It looks like it's true, the "Honey Badger don't care."
LSU could still win the SEC West, but Mathieu's dismissal is big enough to knock this team from the pedestal of being the favorites in America's toughest division.
There is some debate as to whether or not Mathieu is more sizzle than steak, since Alabama picked on him a bit in the Tigers' 21-0 loss to the Crimson Tide in last season's BCS National Championship Game.
However, you can't argue how big his impact was on his team overall.
His work on special teams flipped momentum in three games last season. He did it in the Tigers' season-opening win vs. Oregon, in the regular-season finale vs. Arkansas and again in the SEC Championship Game vs. Georgia.
It's a cliche, but in Mathieu's case, it's true—big-time players make big-time plays in big games.
The Tigers are going to have to win big games if they want to repeat as SEC Champions, and will have to do so with Odell Beckham, Jr. as the team's punt returner and either David Jenkins or Jalen Collins lining up opposite Tharold Simon at defensive back.

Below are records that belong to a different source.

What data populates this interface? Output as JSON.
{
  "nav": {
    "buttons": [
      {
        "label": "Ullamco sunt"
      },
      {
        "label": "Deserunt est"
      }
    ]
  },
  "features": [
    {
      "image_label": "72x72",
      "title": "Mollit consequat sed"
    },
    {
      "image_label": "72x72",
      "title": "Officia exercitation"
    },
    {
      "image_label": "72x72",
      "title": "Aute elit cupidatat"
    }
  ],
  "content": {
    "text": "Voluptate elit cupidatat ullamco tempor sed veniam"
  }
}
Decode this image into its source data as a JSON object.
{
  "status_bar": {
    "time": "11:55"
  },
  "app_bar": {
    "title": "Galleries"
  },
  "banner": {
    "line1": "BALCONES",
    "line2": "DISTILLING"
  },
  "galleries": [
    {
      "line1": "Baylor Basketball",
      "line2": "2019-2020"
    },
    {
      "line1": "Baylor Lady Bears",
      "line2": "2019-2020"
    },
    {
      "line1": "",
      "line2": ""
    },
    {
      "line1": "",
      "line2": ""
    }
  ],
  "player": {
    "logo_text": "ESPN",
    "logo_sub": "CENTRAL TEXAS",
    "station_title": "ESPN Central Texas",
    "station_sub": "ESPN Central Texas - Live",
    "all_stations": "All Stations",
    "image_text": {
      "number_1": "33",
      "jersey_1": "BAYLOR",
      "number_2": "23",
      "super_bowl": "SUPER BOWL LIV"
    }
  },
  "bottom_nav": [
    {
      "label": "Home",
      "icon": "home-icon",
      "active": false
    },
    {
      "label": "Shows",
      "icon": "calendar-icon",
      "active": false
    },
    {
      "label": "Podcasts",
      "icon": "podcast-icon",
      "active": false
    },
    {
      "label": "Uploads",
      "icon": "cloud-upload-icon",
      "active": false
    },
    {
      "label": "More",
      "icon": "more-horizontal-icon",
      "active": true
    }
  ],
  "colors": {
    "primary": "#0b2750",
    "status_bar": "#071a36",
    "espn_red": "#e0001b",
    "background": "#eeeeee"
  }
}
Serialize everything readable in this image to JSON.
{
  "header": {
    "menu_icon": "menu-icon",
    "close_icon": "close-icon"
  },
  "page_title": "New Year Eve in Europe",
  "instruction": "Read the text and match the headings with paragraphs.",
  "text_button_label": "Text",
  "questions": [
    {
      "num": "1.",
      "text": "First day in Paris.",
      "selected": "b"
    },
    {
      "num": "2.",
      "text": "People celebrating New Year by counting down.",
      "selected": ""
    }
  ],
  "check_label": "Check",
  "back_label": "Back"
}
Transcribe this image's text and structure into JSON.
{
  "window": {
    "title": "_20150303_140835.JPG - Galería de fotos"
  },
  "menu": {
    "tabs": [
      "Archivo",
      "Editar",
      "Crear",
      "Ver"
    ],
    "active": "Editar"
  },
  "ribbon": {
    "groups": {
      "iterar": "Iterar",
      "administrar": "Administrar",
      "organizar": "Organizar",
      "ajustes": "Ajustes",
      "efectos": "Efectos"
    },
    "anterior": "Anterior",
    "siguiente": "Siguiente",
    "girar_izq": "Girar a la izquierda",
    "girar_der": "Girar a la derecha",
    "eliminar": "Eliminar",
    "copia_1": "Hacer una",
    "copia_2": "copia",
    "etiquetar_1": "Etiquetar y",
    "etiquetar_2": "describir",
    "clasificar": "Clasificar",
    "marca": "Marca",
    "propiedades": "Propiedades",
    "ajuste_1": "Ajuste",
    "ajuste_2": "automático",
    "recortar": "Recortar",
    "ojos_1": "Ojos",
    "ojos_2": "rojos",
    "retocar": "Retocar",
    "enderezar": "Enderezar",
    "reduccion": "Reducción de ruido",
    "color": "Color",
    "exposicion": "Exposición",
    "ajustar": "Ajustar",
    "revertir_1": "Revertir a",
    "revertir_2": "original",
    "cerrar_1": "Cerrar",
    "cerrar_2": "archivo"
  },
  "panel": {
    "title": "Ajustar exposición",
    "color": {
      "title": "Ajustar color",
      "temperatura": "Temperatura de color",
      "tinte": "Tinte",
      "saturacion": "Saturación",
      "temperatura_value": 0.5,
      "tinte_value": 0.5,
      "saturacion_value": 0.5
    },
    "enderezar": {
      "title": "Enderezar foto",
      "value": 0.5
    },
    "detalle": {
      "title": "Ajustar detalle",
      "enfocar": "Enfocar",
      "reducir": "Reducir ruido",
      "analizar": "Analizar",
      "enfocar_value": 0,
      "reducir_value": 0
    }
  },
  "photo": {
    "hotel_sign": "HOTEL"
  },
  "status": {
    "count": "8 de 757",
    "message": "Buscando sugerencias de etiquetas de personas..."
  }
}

That's not to say that those players can't handle the responsibility; but Mathieu's knack to get the big punt return, force the turnover or make the big tackle in the open field when his team needs it the most is unmatched in the current landscape of college football.
LSU can still win the SEC West.
It's a talented football team that still has a lot of talent on defense. Plus, it's biggest issue on either side of the ball from last season will be fixed as long as quarterback Zach Mettenberger can stretch the field. Nevertheless, Mathieu's absence absolutely throws the SEC West up for grabs, particularly for Alabama and Arkansas.
With Mathieu gone, LSU will enter 2012 without a first-round pick (Morris Claiborne), a fourth-round pick (Ron Brooks) and a Heisman finalist (Mathieu) from last season's secondary. Those are too many question marks to make the Tigers the favorites, even though Mathieu's cover skills are up for debate.